WithumSmith aggressively uses the Big Four tools - LinkedIn, Twitter, Facebook and YouTube - and is trying to develop blogs. All practice leaders and niche leaders have created LinkedIn groups to serve their industries. In many ways, it is old-fashioned networking with a technology boost.
"We encourage all of our industry practice leaders and service line leaders to write articles, make presentations, post on websites and to LinkedIn groups," she says. Maraziti even finds Twitter as "having grown up" and become very useful. For its medical practice, for example, the firm follows hospitals on Twitter and that has developed new relationships. "We monitor followers, not just number but quality of followers," she says. And there are analytics available with YouTube and WordPress, which is used for blogs. But even with tools available to measure followers and shared tweets, when it comes to the results from Twitter, "I can't say that for certain that we have gotten new business," Maraziti notes.
That is the state of social media, even for the most enthusiastic advocates. It is still tough to pin down the impact of marketing conducted through these new platforms, although there is much evidence that the process of seeing and being seen bymany people works in these venues just as it did with traditional media.

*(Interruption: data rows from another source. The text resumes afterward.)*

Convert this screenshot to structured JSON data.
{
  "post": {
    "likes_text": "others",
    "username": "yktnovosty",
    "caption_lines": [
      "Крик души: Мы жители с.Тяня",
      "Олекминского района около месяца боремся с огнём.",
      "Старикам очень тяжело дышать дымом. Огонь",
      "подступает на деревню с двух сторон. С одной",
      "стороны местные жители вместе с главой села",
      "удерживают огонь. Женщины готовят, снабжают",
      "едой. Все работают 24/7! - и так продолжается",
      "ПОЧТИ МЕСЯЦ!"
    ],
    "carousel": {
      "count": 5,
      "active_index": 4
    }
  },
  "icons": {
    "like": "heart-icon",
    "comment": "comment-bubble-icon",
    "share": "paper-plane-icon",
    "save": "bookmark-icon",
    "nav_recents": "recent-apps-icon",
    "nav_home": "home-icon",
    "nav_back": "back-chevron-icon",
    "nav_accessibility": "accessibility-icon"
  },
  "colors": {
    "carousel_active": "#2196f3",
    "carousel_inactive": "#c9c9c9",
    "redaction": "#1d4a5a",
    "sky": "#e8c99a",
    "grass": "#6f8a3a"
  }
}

"People are trying in home-grown ways to measure engagement-who is commenting on a blog or on a Facebook page, as well as using traditional measurements concering how many visits are being made to your website," says Patricia Tynan, social media and community marketing manager for Sage North America. Sage recently published the results of a social media usage study. It's not about the accounting community, but it does cover a market that is interest to many firms: the nonprofit sector. And Tynan says it is very clear that trying to count the results of social media use is very important. The survey showed that "those that have a goal and a measure they are striving for are the most satisfied,"

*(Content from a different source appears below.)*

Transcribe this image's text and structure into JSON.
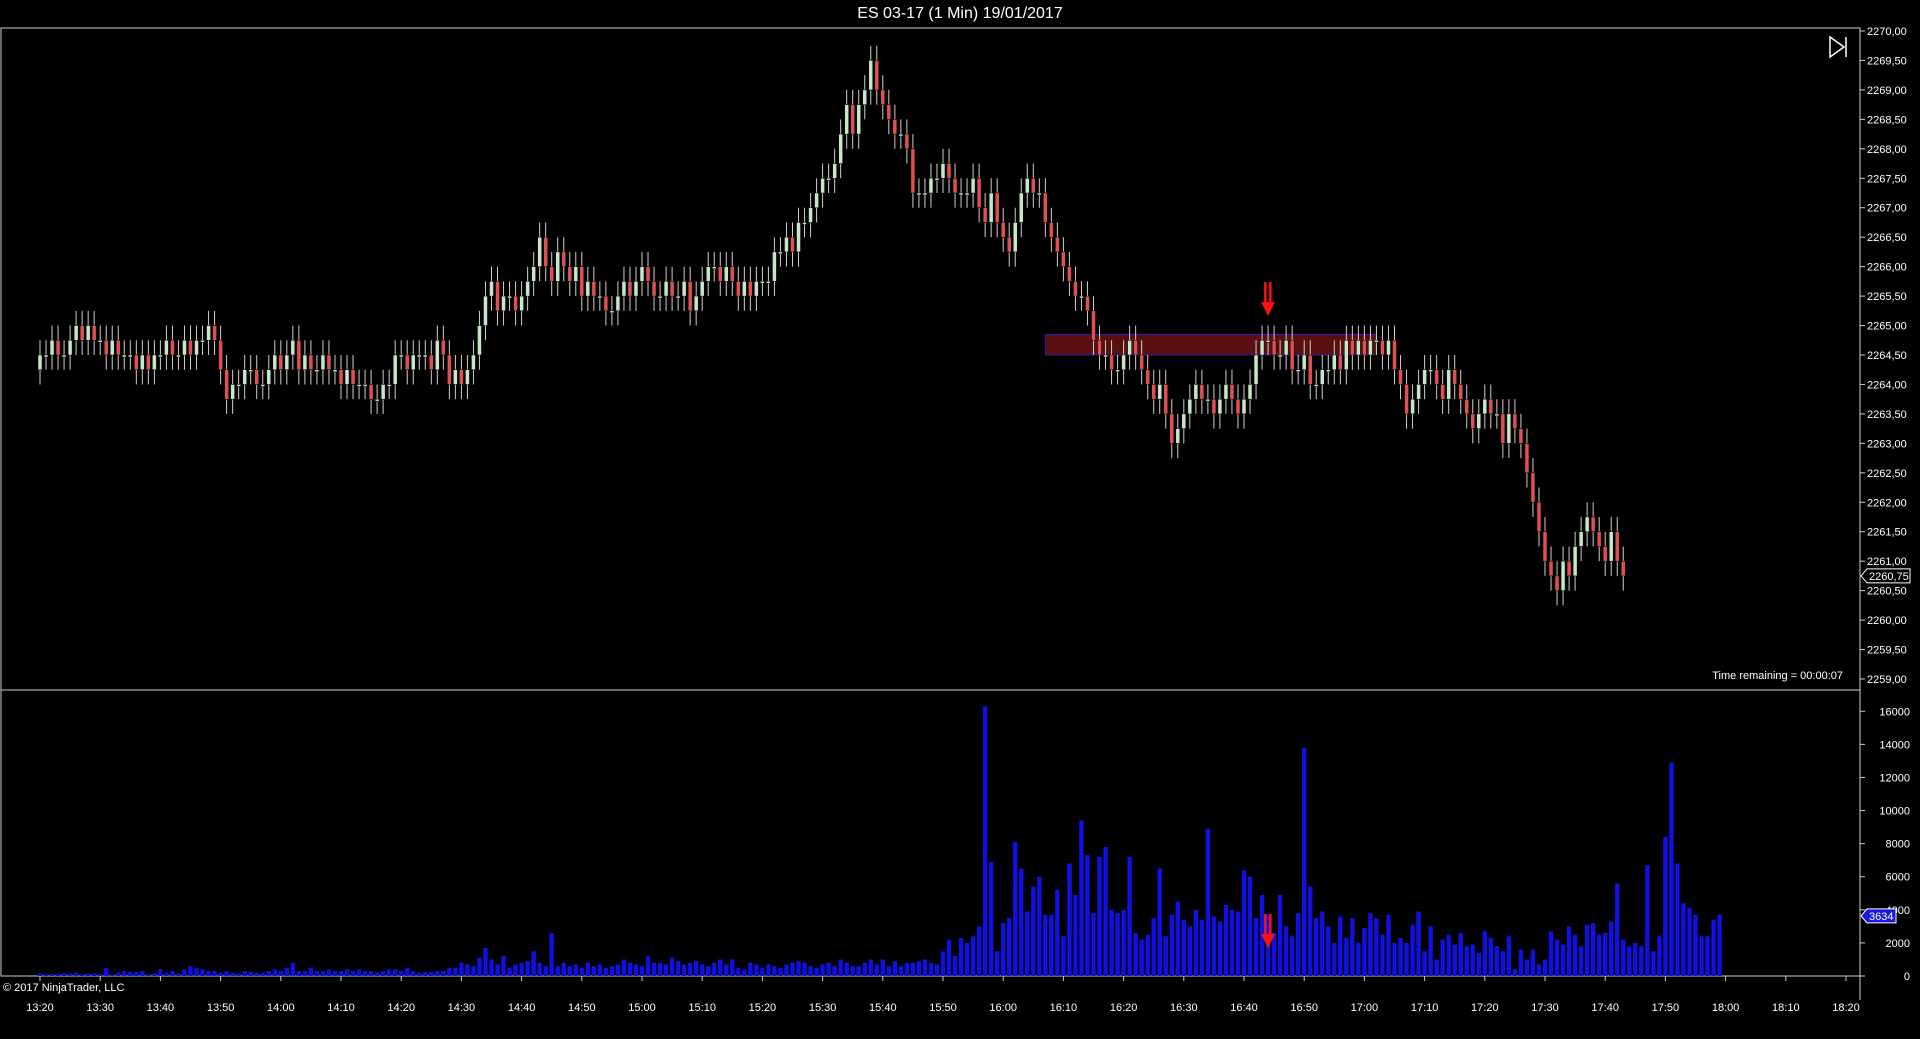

According to the survey 61 percent use headcounts as a measurement of success while 28 percent track the conversion of social connection to supports and 17 percent measure the amount of funds raised. Jowever, Nonprofits are probably like most sectors in that blogging is not one of the prime tools. increase." Blogging is where they are behind, putting up blogs and writing themm," says Krista Endsley, SVP and general manage rof Sage's Nonprofit Solutions division. .
They are not alone. Kurt Siemers, CEO of Kennedy and Coe, says that the issue of blogging "has been a struggle for me. We have always pushed the firm brand, not the individual's brand," he says. The firm's blogs do not list authors and Siemers is aware that is not the general practice. "I follow a lot of blogs, most of them are individual brands.. I am not sure our strategy is right," he says. Blogs are also tricky because they require someone with skill, the ability to write on a regular basis and the knowledge to make posts valuable to a particular market.
The Wichita, Kan.-based firm is also less active in encouraging professionals to use social media than WithumSmith is also does not have a formal process for evaluating results. "I would say we have not tried to do any quantitative analysis. It is 'what is working,'" says Seimers. And in one area that many say lends itself to social media - recruiting- Seimers cannot point to results. "We have had some applicatiosn come via LinkedIn. I don't know that we have ever hired anybody when the process was initiated on LinkedIn," he says."It facilitated our ability to look at people in another way." That other way is heavily weighted to fact checking--looking at the resumes posted on LinkedIn and seeing the experience and network that a prospect might have.
However, Siemers has no doubt that allowing employees to use social media is the right policy. "It's available at work all the time just like the telephone is,." he says."It's a real negative impact to say 'You can't use Facebook."